My team members were: Dragon, Ominstar, Willow, Explorer, Galaxy, Violet, Volt, Viper, Jolt, Jarvi, Crush, Track, Trig, Jobie, Sparky, and Dickory. Dragon and Oministar did all the main leading with help from Willow. Willow came into season, becoming a distraction so she was sent home from Ruby. Dickory was sent home from the Cripple checkpoint; he had some breathing issues developing and is doing wonderful back at the kennel now. The rest of the team traveled safely up the trail to White Mountain where Galaxy got an early ride to Nome and met us at the finish line there. He had just developed a slight cough. I was so pleased with my team; this was the first Iditarod for Willow, Violet, Volt, Viper, Dickory, and Crush. Dragon and Oministar is such an interesting pair. Dragon likes to test the boundaries and Oministar just wants to please me. I love each of these guys so much it is hard to be off the trail sharing my time with other responsibilities now. It is wonderful to have my “Dog Roadhouse”, where they get to sleep inside in straw stalls since they have been home. Thanks to support from Home Depot, this is a new facility at the kennel this year.
The race started in a snow storm Saturday on the streets of Anchorage consistent with the way the whole winter has been. Every time it warms up this winter it has snowed we have many FEET of snow on the ground here still. The Willow re-start was beautiful and sunny for a change. My dogs were absolutely “off the wall” excited to get going and slowing them down was my main goal for the first third of the race. I decided to rest and feed my team at every checkpoint where I could safely park the team. Deep snow made it very difficult to secure the team between checkpoints. I often did not even go into the checkpoint, but used the straw to help get the dogs to lie down and take a break. Rohn River was one of the first times I went inside after leaving Skweetna. They could not wait to run on the trail in the Farewell burn. The snow had been blown away near the lakes and they loved running on a hard fast surface. In this area with 16 strong dogs, we crashed hard trying to get around a detour around open water breaking the runner on my sled at the upturn. Thanks to the laminations and design of Bernie Willis’s runners the sled was totally able to continue. I was very thankful I have sent my second sled to Nikolai and was waiting for me, thanks to Neil Petruska. I had arranged for Neil to snow machine my sled to Nikolai from McGrath before the race start just in case.

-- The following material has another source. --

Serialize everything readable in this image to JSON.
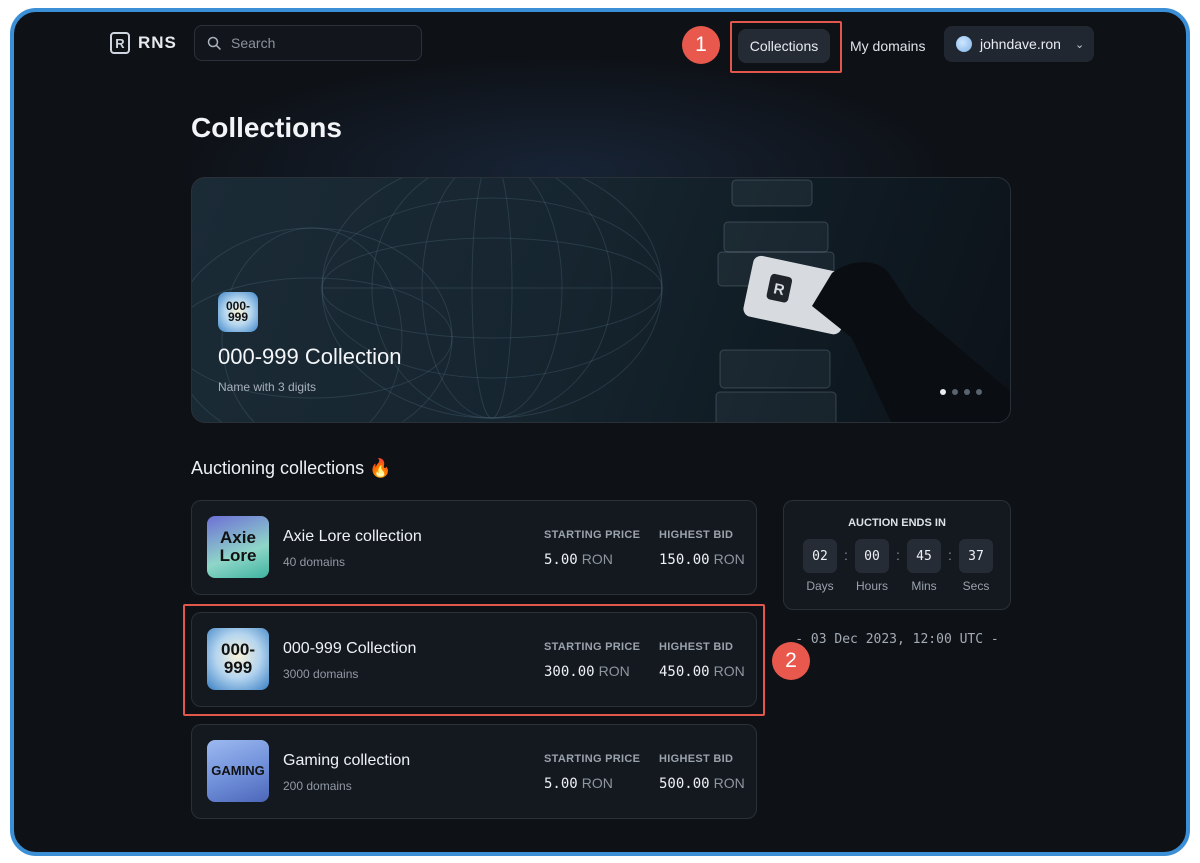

I took my 24 hr mandatory break at Takotna still running 16 dogs. We each enjoyed the hospitality of this wonderful checkpoint. It was the first time I got more than 1 hr of sleep. I had only laid down for an hour prior to Takotna at Rohn River. I practically crawled into the Toyo stove for a warm sleep in the library at Takotna. We had a good trip to Cripple, I might have liked to have broken this run up but once again I could not easily find camping sites with all the deep snow. The Yukon River was a wonderful site, with clear cold nights a beautiful backdrop for the gorgeous northern lights and shooting stars. The skies were the most active I have seen since the early 90’s. God is truly a magnificent creator and His glory was in full display. I found myself continually thanking Him for the privilege of being out with Him and for my beautiful dogs. When I reached Kaltag I felt it would be easy sledding from there, I had just been on that section of the trail in Feb. in the Paul Johnson Race.

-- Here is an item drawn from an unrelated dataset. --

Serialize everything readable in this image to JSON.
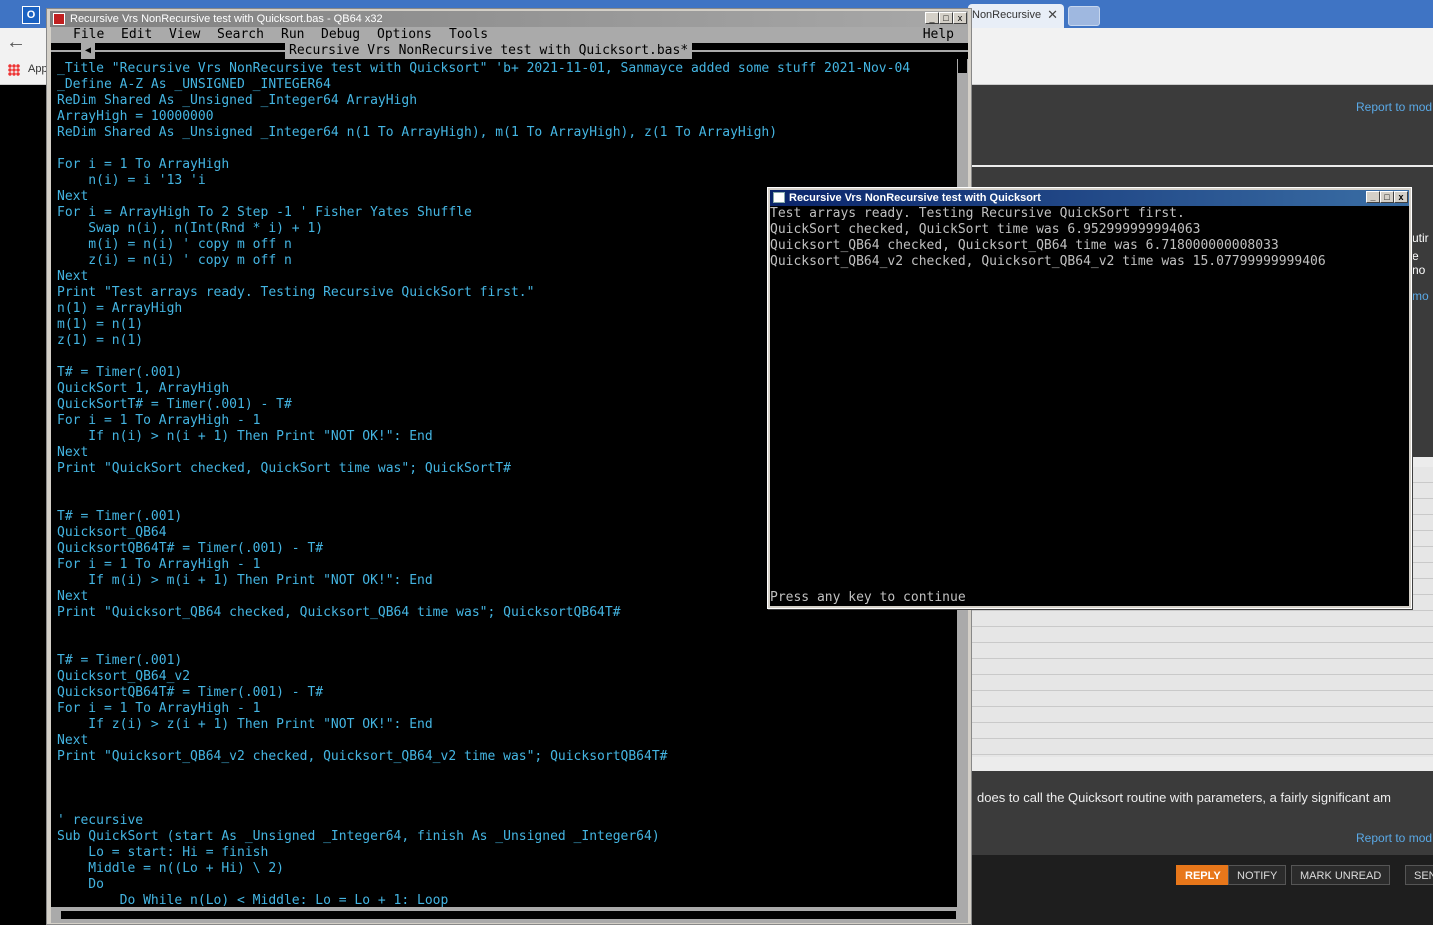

That is not actually how things turned out and by the time I got in to Unalakleet I was getting very sick, very fast. I felt like an elephant was sitting on my chest. I decided to take a long break there, to re-group, give the dogs 2 big meals, and get antibiotics for myself. That may have been one of the best decisions of my race. Everything turned around in a positive way when I started up the coast. Although the winds picked up and the temperatures were cold all of us were ready for it. I dressed the dogs in all their protective clothing; booties, coats, leggings, and a special fox tail for Oministar, and off we went headed for Nome. Heading out of Koyuk into the sunset a piebald caribou jumped out and ran alongside my team for a bit then out onto the jumbled ice. She pranced into a beautiful sky, exciting the dogs it was amazing.

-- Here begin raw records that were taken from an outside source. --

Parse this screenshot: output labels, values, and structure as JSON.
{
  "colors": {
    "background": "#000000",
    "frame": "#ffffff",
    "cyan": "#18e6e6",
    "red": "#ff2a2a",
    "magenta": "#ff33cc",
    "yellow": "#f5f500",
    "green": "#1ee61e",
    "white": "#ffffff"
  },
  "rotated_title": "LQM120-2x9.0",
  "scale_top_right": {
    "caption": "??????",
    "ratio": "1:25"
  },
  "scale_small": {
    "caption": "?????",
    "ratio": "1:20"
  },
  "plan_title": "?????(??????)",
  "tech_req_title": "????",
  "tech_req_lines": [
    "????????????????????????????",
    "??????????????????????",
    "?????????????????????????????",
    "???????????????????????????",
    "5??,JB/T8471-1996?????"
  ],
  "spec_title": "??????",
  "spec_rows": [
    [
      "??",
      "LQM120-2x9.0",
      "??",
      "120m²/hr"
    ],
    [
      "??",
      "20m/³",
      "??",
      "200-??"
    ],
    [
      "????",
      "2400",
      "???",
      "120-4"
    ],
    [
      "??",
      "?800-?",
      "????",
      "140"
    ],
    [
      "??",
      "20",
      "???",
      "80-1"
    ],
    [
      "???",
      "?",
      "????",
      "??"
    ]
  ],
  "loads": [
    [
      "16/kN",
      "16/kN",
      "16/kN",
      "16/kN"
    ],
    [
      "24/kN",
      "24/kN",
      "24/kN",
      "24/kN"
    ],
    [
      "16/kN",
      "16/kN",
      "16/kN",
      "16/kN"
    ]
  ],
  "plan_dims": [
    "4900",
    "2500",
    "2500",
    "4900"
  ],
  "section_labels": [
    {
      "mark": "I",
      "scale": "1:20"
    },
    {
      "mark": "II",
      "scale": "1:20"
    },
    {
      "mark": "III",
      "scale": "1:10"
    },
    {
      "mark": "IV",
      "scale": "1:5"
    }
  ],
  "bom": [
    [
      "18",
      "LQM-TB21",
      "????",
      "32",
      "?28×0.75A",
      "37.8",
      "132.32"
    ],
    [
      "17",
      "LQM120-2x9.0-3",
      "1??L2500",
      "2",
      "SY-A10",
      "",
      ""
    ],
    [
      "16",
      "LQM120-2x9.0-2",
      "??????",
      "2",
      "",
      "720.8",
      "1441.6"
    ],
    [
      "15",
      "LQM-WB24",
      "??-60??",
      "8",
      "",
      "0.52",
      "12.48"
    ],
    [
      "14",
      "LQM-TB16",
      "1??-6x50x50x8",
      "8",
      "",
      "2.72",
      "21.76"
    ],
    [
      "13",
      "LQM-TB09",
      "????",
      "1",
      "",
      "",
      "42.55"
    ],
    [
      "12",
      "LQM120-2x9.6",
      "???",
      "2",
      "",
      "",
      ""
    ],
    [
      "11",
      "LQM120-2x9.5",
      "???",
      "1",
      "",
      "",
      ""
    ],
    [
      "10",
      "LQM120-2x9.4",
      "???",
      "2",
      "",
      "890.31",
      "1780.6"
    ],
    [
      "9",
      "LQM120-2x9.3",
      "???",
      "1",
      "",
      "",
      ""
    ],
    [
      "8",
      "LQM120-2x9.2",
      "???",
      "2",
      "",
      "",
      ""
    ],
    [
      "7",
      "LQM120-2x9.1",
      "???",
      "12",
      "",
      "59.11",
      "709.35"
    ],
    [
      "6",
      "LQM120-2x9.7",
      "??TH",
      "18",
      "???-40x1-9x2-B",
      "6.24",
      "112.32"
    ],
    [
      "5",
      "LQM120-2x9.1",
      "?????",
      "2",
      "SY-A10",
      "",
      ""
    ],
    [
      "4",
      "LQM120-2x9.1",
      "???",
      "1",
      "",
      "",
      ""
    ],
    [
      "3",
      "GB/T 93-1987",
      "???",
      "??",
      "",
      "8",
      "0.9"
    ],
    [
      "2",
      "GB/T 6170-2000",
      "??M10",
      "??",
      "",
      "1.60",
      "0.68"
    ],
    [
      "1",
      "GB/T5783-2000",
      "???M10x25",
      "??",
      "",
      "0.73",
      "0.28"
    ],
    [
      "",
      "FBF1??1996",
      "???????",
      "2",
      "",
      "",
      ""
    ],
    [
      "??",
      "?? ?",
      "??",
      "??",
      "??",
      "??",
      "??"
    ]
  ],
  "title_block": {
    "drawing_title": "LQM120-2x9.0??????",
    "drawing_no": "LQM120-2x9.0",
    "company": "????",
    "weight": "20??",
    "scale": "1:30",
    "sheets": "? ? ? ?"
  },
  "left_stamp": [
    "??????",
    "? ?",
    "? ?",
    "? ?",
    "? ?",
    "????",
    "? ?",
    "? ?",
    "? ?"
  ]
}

We finished in 9 days 14 hrs and 43 minutes, greeted by friends, family. My 83-year-old mom was waiting for us after not being able to travel to Nome, since she had been fighting stage 4 breast cancer for several years. As I said in the beginning, I was reminded once again each day is gift. This was truly and amazing year for me. It did not finish when we crossed the under the arches. I was fortunate to have my young dogs traveling the trail with Jaimee Kinzer. It was several more days before Jaimee successfully navigated finishing her rookie race doing a wonderful job and accomplishing a lifelong dream of hers. Congratulations to Jaimee, she worked for 4 years at my kennel towards this goal and I am proud of her and our young dogs.